As the oil and gas industry ramps up production, energy companies in Texas are discovering opportunities to merge with and acquire other organizations. One strong motivator driving these transactions is a lack of liquidity. Because of pricing, market risk and other concerns, financial institutions may hold back on providing capital to some independent companies. Forming new partnerships or restructuring through acquisition or combination sometimes provides a means by which a company can access additional capital and reach its production and distribution objectives.
An important factor to consider before entering into a transaction centers on whether a business can meet its short term liabilities. According to CNBC, nearly $40 billion worth of debt held by energy companies is at high risk. Many energy companies are facing the probability of some form of restructuring as an alternative to liquidation or bankruptcy.
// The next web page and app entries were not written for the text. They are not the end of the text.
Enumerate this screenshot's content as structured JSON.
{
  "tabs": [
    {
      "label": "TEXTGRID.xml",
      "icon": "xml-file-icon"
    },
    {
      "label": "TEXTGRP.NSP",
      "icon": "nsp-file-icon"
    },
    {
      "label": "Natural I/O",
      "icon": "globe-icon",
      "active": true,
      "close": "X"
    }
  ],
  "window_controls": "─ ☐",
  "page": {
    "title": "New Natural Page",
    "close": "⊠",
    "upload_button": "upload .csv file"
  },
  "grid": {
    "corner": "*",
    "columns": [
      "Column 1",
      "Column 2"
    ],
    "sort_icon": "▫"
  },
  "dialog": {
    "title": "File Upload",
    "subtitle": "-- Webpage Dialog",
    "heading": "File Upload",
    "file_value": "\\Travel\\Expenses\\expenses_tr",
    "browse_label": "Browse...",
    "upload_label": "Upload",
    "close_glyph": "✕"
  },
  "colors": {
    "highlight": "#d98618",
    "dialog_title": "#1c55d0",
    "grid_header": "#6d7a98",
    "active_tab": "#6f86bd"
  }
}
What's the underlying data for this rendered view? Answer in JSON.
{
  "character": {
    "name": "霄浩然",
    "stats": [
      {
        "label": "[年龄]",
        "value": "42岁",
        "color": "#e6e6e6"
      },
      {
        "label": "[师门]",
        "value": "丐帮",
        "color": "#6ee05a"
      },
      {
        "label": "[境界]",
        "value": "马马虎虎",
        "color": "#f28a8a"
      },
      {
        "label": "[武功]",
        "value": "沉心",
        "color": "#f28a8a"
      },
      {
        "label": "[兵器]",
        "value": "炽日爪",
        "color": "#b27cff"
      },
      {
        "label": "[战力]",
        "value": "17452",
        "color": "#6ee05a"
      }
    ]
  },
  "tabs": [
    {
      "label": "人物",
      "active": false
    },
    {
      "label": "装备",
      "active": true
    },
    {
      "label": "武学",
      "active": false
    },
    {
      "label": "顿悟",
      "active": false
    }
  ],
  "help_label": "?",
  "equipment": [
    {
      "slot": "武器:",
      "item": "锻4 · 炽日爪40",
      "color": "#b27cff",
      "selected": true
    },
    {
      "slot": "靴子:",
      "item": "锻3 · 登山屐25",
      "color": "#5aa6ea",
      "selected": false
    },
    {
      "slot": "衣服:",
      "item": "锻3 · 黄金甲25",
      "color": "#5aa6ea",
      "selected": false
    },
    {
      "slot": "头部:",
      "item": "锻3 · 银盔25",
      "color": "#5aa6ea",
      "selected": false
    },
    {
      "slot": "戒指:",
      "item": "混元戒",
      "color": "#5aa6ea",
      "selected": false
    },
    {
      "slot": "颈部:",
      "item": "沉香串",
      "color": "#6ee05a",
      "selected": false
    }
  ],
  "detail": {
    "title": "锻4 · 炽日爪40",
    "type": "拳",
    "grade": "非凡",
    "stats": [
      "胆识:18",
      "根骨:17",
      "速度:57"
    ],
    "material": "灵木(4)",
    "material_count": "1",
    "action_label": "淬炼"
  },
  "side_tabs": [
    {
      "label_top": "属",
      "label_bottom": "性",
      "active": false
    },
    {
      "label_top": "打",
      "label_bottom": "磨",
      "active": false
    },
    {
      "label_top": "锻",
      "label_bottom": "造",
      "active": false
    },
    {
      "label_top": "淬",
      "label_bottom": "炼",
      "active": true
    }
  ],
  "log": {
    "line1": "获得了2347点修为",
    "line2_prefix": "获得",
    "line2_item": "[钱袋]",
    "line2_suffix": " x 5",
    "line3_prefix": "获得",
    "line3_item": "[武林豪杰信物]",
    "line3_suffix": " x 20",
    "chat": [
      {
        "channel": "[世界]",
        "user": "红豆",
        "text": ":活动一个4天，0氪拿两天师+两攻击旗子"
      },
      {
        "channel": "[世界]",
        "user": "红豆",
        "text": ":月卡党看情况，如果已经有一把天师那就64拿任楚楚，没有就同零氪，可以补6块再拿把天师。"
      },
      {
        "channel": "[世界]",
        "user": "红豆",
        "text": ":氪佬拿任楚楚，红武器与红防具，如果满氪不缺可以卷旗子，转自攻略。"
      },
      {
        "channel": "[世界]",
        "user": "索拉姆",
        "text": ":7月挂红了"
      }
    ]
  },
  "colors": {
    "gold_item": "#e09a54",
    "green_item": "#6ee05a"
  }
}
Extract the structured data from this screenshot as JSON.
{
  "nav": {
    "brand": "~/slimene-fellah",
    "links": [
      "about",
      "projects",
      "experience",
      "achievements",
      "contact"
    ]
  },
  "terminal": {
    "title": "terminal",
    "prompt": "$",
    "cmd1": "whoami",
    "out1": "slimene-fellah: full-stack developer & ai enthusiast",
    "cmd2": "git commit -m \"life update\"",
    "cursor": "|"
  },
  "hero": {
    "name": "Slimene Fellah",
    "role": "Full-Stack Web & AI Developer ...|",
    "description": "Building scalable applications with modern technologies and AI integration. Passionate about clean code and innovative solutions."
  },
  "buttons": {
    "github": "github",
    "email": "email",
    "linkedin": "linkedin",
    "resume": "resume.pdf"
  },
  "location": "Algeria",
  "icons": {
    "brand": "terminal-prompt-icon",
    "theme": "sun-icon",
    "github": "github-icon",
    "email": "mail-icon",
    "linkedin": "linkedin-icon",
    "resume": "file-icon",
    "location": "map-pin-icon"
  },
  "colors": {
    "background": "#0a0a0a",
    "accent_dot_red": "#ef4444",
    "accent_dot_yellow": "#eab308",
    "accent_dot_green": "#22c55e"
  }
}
Due diligence process
Determining how a potential merger or acquisition candidate could generate profits requires each party to share company information. While management may prefer to keep the organization’s business affairs private, opening up the records for an interested party to review is necessary when discussing a potential acquisition. The information parties share will include detailed financials, contracts and business plans, engineering reports, legally protected intellectual properties such as patents or copyrights and more.
At an early stage during transaction discussions, the parties will want to enter into a confidentiality or non-disclosure agreement to protect the information that will be disclosed. As noted by Forbes magazine, the purpose of the agreement is to limit use and release of information by the other side so disclosed information is exclusively used to evaluate the proposed transaction.
The terms of an NDA may include limits on specific persons who can access the information, standards for the protection of the information, and provisions for returning or destroying the confidential information if the deal doesn’t close or the disclosing party requests it to be returned.
A merger or an acquisition of an energy company is a significant and detailed undertaking. A breach of confidentiality may result in legal action when a potential partner misappropriates the information disclosed during the due diligence process.